Previously, Mantel had said the book would be called The Mirror and the Light, but apparently that was axed in favor of the slightly more gruesome Bring Up the Bodies. Apropos for the time period, especially since the timeline for Bodies will encompass the downfall of Anne Boleyn. I can't wait for this one. How about you?
Yesterday, the "Man Booker Dozen" was announced. On September 7, six of these 13 books will be chosen for a shortlist, and on October 12, the winner of the Man Booker Prize—who will receive £50,000 and wide acclaim—will be announced.
The Man Booker honors "any full-length novel, written by a citizen of the Commonwealth or the Republic of Ireland and published in the United Kingdom for the first time in the year of the prize.

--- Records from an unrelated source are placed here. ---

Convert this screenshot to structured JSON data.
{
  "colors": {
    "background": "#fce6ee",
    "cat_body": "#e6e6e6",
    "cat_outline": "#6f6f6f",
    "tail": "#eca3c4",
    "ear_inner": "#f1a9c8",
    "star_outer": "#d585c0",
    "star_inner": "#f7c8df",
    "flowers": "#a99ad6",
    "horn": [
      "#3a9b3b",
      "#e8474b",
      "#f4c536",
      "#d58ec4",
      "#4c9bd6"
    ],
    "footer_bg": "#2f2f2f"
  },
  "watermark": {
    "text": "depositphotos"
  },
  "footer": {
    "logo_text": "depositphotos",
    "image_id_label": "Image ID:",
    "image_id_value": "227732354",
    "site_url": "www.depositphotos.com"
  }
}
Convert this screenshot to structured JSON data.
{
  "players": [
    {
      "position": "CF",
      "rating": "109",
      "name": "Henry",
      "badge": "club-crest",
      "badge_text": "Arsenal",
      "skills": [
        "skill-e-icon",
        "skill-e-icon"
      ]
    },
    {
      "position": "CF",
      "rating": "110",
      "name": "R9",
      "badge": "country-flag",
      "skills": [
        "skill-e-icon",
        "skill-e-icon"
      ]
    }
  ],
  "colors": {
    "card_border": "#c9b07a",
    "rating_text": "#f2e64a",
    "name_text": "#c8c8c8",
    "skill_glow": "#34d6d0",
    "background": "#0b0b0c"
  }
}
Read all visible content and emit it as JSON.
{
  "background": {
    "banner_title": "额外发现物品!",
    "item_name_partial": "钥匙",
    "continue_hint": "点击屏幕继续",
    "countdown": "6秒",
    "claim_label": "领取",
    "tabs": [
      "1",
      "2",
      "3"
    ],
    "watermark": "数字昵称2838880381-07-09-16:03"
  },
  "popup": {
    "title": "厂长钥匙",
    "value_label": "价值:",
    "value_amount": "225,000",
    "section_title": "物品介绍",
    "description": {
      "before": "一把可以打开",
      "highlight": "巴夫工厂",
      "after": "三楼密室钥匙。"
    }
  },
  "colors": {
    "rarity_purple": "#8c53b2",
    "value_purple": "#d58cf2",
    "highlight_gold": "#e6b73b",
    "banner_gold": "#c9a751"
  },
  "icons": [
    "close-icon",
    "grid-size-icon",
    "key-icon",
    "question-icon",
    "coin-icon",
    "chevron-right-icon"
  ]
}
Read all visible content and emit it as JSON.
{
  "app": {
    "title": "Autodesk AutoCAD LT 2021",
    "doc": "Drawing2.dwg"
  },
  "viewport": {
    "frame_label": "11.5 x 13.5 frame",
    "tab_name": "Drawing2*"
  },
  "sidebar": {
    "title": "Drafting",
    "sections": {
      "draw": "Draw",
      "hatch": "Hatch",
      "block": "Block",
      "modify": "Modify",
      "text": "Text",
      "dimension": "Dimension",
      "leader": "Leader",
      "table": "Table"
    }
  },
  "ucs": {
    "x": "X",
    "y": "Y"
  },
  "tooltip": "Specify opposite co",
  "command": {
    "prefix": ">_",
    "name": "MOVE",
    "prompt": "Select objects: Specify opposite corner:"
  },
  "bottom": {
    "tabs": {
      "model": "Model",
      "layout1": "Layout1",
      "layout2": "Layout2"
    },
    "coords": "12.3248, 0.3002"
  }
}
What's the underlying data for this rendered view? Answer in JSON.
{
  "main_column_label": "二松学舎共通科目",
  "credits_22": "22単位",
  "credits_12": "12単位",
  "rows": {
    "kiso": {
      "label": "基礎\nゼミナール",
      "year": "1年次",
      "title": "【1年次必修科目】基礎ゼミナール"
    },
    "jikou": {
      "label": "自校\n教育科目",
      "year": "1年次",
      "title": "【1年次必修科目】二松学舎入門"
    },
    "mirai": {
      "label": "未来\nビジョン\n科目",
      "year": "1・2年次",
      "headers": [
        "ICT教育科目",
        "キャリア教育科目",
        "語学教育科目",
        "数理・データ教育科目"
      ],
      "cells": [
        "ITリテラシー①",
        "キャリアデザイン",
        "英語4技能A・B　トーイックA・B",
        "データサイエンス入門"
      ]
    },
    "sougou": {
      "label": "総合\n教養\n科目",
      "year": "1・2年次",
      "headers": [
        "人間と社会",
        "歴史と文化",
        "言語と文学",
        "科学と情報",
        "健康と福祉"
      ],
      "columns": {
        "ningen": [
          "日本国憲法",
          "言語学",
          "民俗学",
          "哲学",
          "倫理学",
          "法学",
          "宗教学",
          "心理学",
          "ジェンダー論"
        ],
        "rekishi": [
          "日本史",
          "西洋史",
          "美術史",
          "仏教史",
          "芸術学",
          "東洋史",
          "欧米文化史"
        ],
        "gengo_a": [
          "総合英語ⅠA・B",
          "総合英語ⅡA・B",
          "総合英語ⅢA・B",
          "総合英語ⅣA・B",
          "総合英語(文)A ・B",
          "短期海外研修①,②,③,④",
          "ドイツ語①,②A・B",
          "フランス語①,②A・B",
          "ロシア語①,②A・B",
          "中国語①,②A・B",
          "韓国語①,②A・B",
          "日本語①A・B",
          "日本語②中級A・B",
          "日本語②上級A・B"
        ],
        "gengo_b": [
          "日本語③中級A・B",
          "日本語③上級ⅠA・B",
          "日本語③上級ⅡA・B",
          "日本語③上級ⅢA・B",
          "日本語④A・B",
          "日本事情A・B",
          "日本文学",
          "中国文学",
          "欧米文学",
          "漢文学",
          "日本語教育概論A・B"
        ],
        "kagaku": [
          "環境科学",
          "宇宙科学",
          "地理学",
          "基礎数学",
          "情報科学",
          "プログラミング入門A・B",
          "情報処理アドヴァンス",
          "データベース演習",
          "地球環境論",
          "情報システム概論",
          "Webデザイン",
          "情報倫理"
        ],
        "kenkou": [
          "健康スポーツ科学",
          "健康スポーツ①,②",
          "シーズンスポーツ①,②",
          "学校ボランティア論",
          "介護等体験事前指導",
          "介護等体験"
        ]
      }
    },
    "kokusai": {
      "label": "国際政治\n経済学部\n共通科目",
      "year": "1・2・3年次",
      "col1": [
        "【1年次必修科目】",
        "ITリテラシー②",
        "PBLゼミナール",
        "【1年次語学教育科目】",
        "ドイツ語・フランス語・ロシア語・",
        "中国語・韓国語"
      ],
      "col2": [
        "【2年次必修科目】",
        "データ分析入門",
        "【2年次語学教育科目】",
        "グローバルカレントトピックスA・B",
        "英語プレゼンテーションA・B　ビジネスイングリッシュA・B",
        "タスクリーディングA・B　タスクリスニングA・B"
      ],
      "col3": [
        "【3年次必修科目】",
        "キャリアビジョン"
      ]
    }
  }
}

The novel must be an original work in English (not a translation) and must not be self-published." [Read more about the Prize here.] The most recent winner is Hilary Mantel for Wolf Hall.
This year's longlist includes five books already published in the United States:
There are a couple repeats in that group; Carey has already won the Booker Prize twice, for Oscar and Lucinda (1988) and for True History of the Kelly Gang (2001). Mitchell has been shortlisted twice, for number9dream (2001) and Cloud Atlas (2004).
The longlisted books forthcoming in the U.S. include:
Room by Emma Donoghue (out Sept. 13, and look for an interview with Donoghue in our September issue)
C by Tom McCarthy (out Sept. 7—look for a review in September)
Skippy Dies by Paul Murray (out Aug. 31)
Trespass by Rose Tremain (out Oct. 18)
Rounding out the list are titles not currently planned for an American release:
The Betrayal by Helen Dunmore
The Finkler Question by Howard Jacobson (This is Jacobson's second longlisted novel.)
The Stars in the Bright Sky by Alan Warner
In a Strange Room by Damon Galgut (This book is currently available in the U.S. via Kindle.)
Do you have any predictions about the winner, or favorites from this list?